*** Opening of Input data ***

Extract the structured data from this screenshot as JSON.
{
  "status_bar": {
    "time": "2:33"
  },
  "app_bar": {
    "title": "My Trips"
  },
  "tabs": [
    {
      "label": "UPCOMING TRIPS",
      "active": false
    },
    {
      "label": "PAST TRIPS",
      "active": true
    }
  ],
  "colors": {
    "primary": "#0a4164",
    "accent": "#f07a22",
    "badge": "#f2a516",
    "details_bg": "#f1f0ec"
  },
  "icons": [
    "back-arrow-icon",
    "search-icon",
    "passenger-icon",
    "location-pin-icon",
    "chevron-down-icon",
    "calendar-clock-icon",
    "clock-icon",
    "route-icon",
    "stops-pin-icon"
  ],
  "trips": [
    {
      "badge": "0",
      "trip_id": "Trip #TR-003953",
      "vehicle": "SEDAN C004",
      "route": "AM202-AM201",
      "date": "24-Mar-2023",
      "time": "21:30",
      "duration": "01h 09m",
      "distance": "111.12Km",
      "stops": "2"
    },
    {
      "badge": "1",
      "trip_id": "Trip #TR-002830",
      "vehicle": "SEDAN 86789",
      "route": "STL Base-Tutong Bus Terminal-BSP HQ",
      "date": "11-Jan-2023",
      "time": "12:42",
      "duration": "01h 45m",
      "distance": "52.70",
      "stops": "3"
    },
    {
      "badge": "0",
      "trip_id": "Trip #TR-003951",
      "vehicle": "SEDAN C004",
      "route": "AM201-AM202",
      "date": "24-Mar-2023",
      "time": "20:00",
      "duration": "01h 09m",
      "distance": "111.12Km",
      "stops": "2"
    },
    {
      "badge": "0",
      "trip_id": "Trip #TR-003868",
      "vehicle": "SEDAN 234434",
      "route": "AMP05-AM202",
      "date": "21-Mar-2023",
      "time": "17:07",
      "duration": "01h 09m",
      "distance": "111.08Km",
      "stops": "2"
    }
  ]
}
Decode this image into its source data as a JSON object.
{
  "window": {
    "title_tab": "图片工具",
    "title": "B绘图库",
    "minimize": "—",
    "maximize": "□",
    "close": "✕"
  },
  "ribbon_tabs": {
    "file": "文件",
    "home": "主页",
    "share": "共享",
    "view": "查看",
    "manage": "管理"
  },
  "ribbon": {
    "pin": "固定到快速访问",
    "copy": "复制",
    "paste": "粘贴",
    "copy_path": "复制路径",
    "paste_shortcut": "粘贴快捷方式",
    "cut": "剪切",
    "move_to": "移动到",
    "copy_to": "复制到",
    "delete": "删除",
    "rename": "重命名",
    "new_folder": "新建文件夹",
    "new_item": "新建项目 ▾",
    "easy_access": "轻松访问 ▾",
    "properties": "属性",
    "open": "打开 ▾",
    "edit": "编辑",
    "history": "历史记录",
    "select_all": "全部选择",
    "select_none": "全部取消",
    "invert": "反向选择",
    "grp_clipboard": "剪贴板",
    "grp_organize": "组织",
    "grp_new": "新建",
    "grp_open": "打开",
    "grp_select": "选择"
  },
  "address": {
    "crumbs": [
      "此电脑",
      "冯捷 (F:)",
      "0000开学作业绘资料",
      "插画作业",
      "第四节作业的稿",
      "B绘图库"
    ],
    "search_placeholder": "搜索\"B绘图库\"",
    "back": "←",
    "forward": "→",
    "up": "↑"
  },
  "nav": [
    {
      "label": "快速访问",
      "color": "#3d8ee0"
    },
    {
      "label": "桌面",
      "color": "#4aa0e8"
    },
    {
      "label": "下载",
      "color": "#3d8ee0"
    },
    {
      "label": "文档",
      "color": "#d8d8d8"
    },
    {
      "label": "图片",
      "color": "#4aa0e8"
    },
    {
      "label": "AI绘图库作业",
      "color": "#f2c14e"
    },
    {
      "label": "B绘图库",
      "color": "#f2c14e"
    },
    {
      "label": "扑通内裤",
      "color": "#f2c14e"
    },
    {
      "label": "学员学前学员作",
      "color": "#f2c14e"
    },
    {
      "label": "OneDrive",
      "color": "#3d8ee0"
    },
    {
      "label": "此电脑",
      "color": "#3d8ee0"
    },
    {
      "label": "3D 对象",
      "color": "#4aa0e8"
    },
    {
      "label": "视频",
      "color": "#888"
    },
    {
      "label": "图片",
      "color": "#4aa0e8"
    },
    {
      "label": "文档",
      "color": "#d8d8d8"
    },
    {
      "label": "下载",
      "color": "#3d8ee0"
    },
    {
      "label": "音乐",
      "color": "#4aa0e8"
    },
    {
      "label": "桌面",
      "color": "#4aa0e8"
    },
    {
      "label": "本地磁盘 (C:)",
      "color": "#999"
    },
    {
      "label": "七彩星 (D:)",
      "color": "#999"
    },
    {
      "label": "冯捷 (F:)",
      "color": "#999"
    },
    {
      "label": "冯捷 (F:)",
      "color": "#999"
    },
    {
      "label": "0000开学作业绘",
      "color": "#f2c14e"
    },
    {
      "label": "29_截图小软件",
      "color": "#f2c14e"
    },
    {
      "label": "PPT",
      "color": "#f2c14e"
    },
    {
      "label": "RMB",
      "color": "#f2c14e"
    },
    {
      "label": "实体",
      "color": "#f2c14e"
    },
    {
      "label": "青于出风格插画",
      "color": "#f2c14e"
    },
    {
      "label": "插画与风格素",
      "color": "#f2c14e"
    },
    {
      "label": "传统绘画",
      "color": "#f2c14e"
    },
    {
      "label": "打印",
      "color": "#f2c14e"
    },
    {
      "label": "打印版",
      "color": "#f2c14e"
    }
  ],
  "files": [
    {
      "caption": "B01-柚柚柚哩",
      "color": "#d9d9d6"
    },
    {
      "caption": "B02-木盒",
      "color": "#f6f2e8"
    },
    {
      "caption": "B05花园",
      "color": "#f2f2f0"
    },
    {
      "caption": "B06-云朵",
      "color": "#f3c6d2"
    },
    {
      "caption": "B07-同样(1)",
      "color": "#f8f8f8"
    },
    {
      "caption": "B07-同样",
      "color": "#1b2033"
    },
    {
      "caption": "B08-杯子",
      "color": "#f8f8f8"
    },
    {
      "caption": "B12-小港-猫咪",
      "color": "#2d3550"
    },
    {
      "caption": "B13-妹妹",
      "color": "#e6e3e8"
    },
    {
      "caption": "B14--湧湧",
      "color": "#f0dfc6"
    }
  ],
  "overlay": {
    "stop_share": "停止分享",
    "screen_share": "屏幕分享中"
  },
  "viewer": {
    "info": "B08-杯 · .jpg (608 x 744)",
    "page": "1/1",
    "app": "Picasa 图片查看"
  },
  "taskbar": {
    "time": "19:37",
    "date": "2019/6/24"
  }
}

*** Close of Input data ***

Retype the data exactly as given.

Extract the structured data from this screenshot as JSON.
{
  "status_bar": {
    "time": "2:33"
  },
  "app_bar": {
    "title": "My Trips"
  },
  "tabs": [
    {
      "label": "UPCOMING TRIPS",
      "active": false
    },
    {
      "label": "PAST TRIPS",
      "active": true
    }
  ],
  "colors": {
    "primary": "#0a4164",
    "accent": "#f07a22",
    "badge": "#f2a516",
    "details_bg": "#f1f0ec"
  },
  "icons": [
    "back-arrow-icon",
    "search-icon",
    "passenger-icon",
    "location-pin-icon",
    "chevron-down-icon",
    "calendar-clock-icon",
    "clock-icon",
    "route-icon",
    "stops-pin-icon"
  ],
  "trips": [
    {
      "badge": "0",
      "trip_id": "Trip #TR-003953",
      "vehicle": "SEDAN C004",
      "route": "AM202-AM201",
      "date": "24-Mar-2023",
      "time": "21:30",
      "duration": "01h 09m",
      "distance": "111.12Km",
      "stops": "2"
    },
    {
      "badge": "1",
      "trip_id": "Trip #TR-002830",
      "vehicle": "SEDAN 86789",
      "route": "STL Base-Tutong Bus Terminal-BSP HQ",
      "date": "11-Jan-2023",
      "time": "12:42",
      "duration": "01h 45m",
      "distance": "52.70",
      "stops": "3"
    },
    {
      "badge": "0",
      "trip_id": "Trip #TR-003951",
      "vehicle": "SEDAN C004",
      "route": "AM201-AM202",
      "date": "24-Mar-2023",
      "time": "20:00",
      "duration": "01h 09m",
      "distance": "111.12Km",
      "stops": "2"
    },
    {
      "badge": "0",
      "trip_id": "Trip #TR-003868",
      "vehicle": "SEDAN 234434",
      "route": "AMP05-AM202",
      "date": "21-Mar-2023",
      "time": "17:07",
      "duration": "01h 09m",
      "distance": "111.08Km",
      "stops": "2"
    }
  ]
}
Decode this image into its source data as a JSON object.
{
  "window": {
    "title_tab": "图片工具",
    "title": "B绘图库",
    "minimize": "—",
    "maximize": "□",
    "close": "✕"
  },
  "ribbon_tabs": {
    "file": "文件",
    "home": "主页",
    "share": "共享",
    "view": "查看",
    "manage": "管理"
  },
  "ribbon": {
    "pin": "固定到快速访问",
    "copy": "复制",
    "paste": "粘贴",
    "copy_path": "复制路径",
    "paste_shortcut": "粘贴快捷方式",
    "cut": "剪切",
    "move_to": "移动到",
    "copy_to": "复制到",
    "delete": "删除",
    "rename": "重命名",
    "new_folder": "新建文件夹",
    "new_item": "新建项目 ▾",
    "easy_access": "轻松访问 ▾",
    "properties": "属性",
    "open": "打开 ▾",
    "edit": "编辑",
    "history": "历史记录",
    "select_all": "全部选择",
    "select_none": "全部取消",
    "invert": "反向选择",
    "grp_clipboard": "剪贴板",
    "grp_organize": "组织",
    "grp_new": "新建",
    "grp_open": "打开",
    "grp_select": "选择"
  },
  "address": {
    "crumbs": [
      "此电脑",
      "冯捷 (F:)",
      "0000开学作业绘资料",
      "插画作业",
      "第四节作业的稿",
      "B绘图库"
    ],
    "search_placeholder": "搜索\"B绘图库\"",
    "back": "←",
    "forward": "→",
    "up": "↑"
  },
  "nav": [
    {
      "label": "快速访问",
      "color": "#3d8ee0"
    },
    {
      "label": "桌面",
      "color": "#4aa0e8"
    },
    {
      "label": "下载",
      "color": "#3d8ee0"
    },
    {
      "label": "文档",
      "color": "#d8d8d8"
    },
    {
      "label": "图片",
      "color": "#4aa0e8"
    },
    {
      "label": "AI绘图库作业",
      "color": "#f2c14e"
    },
    {
      "label": "B绘图库",
      "color": "#f2c14e"
    },
    {
      "label": "扑通内裤",
      "color": "#f2c14e"
    },
    {
      "label": "学员学前学员作",
      "color": "#f2c14e"
    },
    {
      "label": "OneDrive",
      "color": "#3d8ee0"
    },
    {
      "label": "此电脑",
      "color": "#3d8ee0"
    },
    {
      "label": "3D 对象",
      "color": "#4aa0e8"
    },
    {
      "label": "视频",
      "color": "#888"
    },
    {
      "label": "图片",
      "color": "#4aa0e8"
    },
    {
      "label": "文档",
      "color": "#d8d8d8"
    },
    {
      "label": "下载",
      "color": "#3d8ee0"
    },
    {
      "label": "音乐",
      "color": "#4aa0e8"
    },
    {
      "label": "桌面",
      "color": "#4aa0e8"
    },
    {
      "label": "本地磁盘 (C:)",
      "color": "#999"
    },
    {
      "label": "七彩星 (D:)",
      "color": "#999"
    },
    {
      "label": "冯捷 (F:)",
      "color": "#999"
    },
    {
      "label": "冯捷 (F:)",
      "color": "#999"
    },
    {
      "label": "0000开学作业绘",
      "color": "#f2c14e"
    },
    {
      "label": "29_截图小软件",
      "color": "#f2c14e"
    },
    {
      "label": "PPT",
      "color": "#f2c14e"
    },
    {
      "label": "RMB",
      "color": "#f2c14e"
    },
    {
      "label": "实体",
      "color": "#f2c14e"
    },
    {
      "label": "青于出风格插画",
      "color": "#f2c14e"
    },
    {
      "label": "插画与风格素",
      "color": "#f2c14e"
    },
    {
      "label": "传统绘画",
      "color": "#f2c14e"
    },
    {
      "label": "打印",
      "color": "#f2c14e"
    },
    {
      "label": "打印版",
      "color": "#f2c14e"
    }
  ],
  "files": [
    {
      "caption": "B01-柚柚柚哩",
      "color": "#d9d9d6"
    },
    {
      "caption": "B02-木盒",
      "color": "#f6f2e8"
    },
    {
      "caption": "B05花园",
      "color": "#f2f2f0"
    },
    {
      "caption": "B06-云朵",
      "color": "#f3c6d2"
    },
    {
      "caption": "B07-同样(1)",
      "color": "#f8f8f8"
    },
    {
      "caption": "B07-同样",
      "color": "#1b2033"
    },
    {
      "caption": "B08-杯子",
      "color": "#f8f8f8"
    },
    {
      "caption": "B12-小港-猫咪",
      "color": "#2d3550"
    },
    {
      "caption": "B13-妹妹",
      "color": "#e6e3e8"
    },
    {
      "caption": "B14--湧湧",
      "color": "#f0dfc6"
    }
  ],
  "overlay": {
    "stop_share": "停止分享",
    "screen_share": "屏幕分享中"
  },
  "viewer": {
    "info": "B08-杯 · .jpg (608 x 744)",
    "page": "1/1",
    "app": "Picasa 图片查看"
  },
  "taskbar": {
    "time": "19:37",
    "date": "2019/6/24"
  }
}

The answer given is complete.